Tertyshnikov then contacted the officer oncall. Next, an officer of the FSB named Pochechuev arrived on the scene, dressed in civilian clothes and driving his own car. Tertyshnikov handed Savchenko over to him.
(Defense Attorney) Polozov on cross-examination: “What were the driver and his friend wearing, do you remember?”
Tertyshnikov: “They were wearing clothes. Pants. Jackets. Whatever. It didn’t matter to me, since their documents were in order.”
(Defense Attorney) Novikov objects to the court: Tertyshnikov, like the previous two witnesses, is lying. “What does your protocol tell you to do, when you have to stop somebody who doesn’t have documents?”
“I don’t understand the question.”
Tertyshnikov does not recall how many FSB officers came to take Savchenko.
Savchenko herself says that Tertyshnikov used a special “white phone” to call, when one set of “kidnappers” turned her over to the second set. Defense attorneys jump onto this point, and want to ask Tertyshnikov, what color is his phone. But the judge does not allow the question.
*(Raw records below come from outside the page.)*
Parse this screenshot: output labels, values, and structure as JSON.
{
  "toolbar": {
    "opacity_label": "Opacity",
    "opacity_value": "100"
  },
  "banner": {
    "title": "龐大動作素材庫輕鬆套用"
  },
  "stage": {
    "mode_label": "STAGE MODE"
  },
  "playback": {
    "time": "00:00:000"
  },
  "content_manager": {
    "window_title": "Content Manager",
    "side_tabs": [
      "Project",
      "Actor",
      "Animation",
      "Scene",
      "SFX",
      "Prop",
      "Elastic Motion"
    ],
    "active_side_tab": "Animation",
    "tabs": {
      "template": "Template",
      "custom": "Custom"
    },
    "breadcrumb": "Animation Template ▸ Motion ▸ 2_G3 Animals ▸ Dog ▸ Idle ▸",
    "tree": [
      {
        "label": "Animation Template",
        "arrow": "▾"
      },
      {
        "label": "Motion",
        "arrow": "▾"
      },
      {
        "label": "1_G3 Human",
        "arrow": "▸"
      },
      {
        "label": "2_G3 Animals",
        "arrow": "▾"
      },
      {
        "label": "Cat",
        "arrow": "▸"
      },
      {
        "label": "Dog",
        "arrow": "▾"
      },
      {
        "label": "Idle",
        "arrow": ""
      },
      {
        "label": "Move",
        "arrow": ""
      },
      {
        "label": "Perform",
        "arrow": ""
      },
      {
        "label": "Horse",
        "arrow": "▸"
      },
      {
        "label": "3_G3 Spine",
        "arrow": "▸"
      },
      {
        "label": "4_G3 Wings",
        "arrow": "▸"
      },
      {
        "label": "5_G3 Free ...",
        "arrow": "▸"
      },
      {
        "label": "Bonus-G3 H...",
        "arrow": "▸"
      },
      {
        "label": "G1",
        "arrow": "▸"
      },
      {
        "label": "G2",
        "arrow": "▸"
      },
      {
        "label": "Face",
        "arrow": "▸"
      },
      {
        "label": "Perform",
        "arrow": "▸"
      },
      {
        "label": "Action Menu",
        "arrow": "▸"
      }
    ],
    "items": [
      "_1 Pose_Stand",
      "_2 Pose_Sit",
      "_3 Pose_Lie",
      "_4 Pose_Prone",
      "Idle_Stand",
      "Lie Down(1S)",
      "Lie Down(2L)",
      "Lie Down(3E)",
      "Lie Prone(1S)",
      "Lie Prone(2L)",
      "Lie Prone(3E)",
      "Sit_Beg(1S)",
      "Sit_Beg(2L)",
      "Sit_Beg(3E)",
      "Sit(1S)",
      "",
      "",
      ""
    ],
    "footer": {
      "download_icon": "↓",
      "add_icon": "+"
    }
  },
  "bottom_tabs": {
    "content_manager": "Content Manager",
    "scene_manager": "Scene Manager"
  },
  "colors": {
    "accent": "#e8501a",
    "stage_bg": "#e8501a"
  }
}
Eventually the Presiding Judge Leonid Stepanenko rules that Tertyshnikov’s testimony is over. He warns the Defense that their continuous badgering of this witness could lead him to perjure himself.
Stepanenko: “You are asking him incorrectly formed questions. He already answered your questions. And then you keep repeating them. Are you trying to trip him up?
Novikov: “But, Your Honor, there is such a thing as a competitive trial system.”
After this bickering, the witness did clarify that there is no particular protocol for how to deal with this type of situation. He did ask the woman to identify herself. At that very time (by coincidence), Russian army was conducting something called “Operation Anaconda”, whose goal was to stop smugglers, drug dealers, and terrorists, etc.
Defense Attorneys express interest in meeting the FSB officer who arrived at the location and took Savchenko off Tertyshnikov’s hands. According to Tertyshnikov, the man was named Pochechuev. He was clean-shaven, no moustache or beard, his face was shaped like a roundish oval. In pre-trial hearing, the witness had mentioned several FSB officers; but now he insisted there was just one: Pochechuev. Asked to explain the discrepancy: “At first I thought there were several of them, but then I remembered that there was just one.”
Savchenko emits emotional outburst in court: “They treated me like a piece of cargo! I want to know, who gave the order to transport me, and who is responsible for my kidnapping!”
Eventually, Tertyshnikov is dimissed from the stand. Savchenko shoots a barb at him as he departs: “Thank you for lying!”
[Court is recessed until 6 October, 11:00 AM sharp.]